SongTrain.com has potential applications that excite and stagger the imagination. One of these visions is the re-birth and activation of the Festival Express of 1970.
Festival Express is a 2003 rockumentary film about the legendary 1970 train tour across Canada taken by some of the world's biggest rock bands, including The Grateful Dead, Janis Joplin, and The Band. The documentary film combines footage shot during the 1970 concerts, as well as the train ride itself, interspersed with present-day interviews with tour participants sharing their often hilarious recollections of the time.
The film was produced by Gavin Poolman (son of the original 1970 film shoot's producer, Willem Poolman) together with John Trapman, and directed by double Grammy Award-winner Bob Smeaton (The Beatles Anthology), with music produced by Eddie Kramer (Jimi Hendrix, Led Zeppelin), and features original footage shot in 1970 by Academy Award-winning cinematographer Peter Biziou (Mississippi Burning, Pink Floyd: The Wall, The Truman Show). The original 1970 footage was filmed by director Frank Cvitanovich. A DVD release followed the film's theatrical run.
Festival Express was unique among rock festivals - rather than being held in one location, it was staged in three - Toronto, Winnipeg and Calgary (Vancouver was to have been the third city, but Calgary was chosen instead due to "anti-hippie" edicts from Vancouver mayor Tom Campbell). And, rather than flying to each city, many of the musicians traveled by chartered Canadian National Railways train, fostering an atmosphere of musical creativity and closeness between the performers. The trips between cities were a mix of jam sessions and partying, fueled by excess alcohol. Among the memorable scenes depicted in the film was a drunken and acid-fueled jam with The Band's Rick Danko, the Dead's Jerry Garcia and Bob Weir, and Janis Joplin.
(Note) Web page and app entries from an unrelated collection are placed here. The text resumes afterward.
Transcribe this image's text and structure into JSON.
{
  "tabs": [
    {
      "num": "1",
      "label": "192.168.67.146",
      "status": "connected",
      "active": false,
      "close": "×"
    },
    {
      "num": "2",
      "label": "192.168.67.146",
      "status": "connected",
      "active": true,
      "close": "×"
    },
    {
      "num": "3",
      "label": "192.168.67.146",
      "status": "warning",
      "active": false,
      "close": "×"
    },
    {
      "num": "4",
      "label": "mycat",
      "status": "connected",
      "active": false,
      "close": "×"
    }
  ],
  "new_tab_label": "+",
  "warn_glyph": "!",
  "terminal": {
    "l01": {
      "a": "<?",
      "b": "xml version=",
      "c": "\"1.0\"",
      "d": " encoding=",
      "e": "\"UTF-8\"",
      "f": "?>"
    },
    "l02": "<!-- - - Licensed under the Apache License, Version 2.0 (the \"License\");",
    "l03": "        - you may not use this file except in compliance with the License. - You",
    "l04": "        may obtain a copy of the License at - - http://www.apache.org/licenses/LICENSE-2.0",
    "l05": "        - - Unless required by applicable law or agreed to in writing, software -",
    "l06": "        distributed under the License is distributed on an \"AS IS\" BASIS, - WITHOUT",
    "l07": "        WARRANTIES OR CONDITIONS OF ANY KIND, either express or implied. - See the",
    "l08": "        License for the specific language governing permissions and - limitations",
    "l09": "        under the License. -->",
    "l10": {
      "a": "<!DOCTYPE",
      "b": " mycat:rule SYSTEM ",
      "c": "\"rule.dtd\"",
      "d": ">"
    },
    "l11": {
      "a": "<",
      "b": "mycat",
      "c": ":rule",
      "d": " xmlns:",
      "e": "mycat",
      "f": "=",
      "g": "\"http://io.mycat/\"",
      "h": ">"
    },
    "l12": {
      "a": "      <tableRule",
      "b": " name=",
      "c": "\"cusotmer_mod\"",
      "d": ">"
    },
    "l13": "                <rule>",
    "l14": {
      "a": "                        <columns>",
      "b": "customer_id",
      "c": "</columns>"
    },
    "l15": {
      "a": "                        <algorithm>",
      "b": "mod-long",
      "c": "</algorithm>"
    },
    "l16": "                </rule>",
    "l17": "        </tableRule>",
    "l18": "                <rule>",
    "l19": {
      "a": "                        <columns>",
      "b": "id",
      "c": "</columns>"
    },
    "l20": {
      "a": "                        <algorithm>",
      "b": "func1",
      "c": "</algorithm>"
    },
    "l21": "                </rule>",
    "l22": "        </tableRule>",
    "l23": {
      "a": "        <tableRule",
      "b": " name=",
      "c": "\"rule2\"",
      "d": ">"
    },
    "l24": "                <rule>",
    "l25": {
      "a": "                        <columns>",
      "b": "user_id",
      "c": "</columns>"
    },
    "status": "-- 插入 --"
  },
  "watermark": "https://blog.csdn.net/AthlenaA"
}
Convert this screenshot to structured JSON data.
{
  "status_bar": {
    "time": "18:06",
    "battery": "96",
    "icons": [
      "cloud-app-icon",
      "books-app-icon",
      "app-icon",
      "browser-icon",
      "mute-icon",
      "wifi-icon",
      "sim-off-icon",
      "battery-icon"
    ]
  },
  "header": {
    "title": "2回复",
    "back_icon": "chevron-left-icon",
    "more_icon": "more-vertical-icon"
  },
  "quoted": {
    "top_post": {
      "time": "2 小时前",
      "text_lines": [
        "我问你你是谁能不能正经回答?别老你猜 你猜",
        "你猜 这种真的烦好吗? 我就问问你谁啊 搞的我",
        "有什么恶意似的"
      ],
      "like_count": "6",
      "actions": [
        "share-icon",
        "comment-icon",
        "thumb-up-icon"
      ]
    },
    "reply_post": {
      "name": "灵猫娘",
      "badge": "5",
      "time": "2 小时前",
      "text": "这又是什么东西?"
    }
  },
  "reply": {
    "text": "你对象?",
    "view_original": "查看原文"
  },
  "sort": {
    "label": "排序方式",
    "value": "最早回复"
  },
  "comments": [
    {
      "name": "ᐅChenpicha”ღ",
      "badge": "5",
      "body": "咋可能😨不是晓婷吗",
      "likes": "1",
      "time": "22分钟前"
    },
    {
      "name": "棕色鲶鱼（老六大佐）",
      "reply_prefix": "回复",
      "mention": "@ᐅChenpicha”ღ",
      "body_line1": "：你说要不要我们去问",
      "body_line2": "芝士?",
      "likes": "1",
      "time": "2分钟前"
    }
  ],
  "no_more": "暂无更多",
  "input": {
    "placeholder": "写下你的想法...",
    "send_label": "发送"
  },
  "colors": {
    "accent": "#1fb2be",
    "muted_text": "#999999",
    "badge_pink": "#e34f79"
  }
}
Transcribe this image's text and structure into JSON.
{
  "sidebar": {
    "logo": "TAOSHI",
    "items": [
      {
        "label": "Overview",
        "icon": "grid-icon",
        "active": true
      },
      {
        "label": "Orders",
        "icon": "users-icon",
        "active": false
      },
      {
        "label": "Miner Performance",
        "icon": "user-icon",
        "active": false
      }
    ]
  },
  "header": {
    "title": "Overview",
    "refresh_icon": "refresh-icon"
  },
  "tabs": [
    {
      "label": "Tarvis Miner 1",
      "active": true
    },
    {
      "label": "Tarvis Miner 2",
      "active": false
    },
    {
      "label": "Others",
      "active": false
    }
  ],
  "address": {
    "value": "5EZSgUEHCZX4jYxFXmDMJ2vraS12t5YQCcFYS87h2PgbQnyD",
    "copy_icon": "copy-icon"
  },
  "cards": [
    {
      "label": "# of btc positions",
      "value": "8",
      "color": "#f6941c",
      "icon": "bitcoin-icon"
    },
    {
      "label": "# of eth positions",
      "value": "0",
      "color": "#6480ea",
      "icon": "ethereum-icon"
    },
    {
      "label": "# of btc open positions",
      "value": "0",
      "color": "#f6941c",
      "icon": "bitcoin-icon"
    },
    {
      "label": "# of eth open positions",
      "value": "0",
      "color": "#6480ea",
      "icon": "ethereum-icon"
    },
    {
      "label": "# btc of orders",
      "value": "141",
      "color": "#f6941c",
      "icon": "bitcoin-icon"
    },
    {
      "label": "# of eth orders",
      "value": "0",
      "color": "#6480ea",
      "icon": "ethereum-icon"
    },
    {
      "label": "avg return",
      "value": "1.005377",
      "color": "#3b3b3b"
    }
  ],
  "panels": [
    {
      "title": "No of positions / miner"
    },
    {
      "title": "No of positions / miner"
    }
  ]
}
By the time the festival started, there was a movement amongst North American youth that rock concerts should be free. As at Woodstock, many kids showed up with no intention of paying the $14 admission. Despite the financial hardship this caused promoters Ken Walker and Thor Eaton, the train continued on, providing a rich environment in which the traveling bands could jam and interact.
In the film, musician Kenny Gradney, who performed with Delaney and Bonnie and Friends, said: "It was better than Woodstock, as great as Woodstock was."
The traveling show highlighted several points in the transitioning effects of music in the post-idealism of the late 60's, as large groups of protesters started riots to get into the shows for free, and the promoters attempted to bring a traveling festival to a host of cities. Even the intervention of various Canadian police forces couldn't reconcile the resulting chaos.
While the promoters took a major hit, the shows were still a fantastic success, featuring now legendary performances by the Grateful Dead, The Band, Janis Joplin, and Buddy Guy. The Dead were just beginning to transform their sound from roots, folk and blues into a more improvised and psychedelic feel; The Band's performance showed them at the very pinnacle of the their powers; and for Joplin, this would turn out to be one of her last recorded performances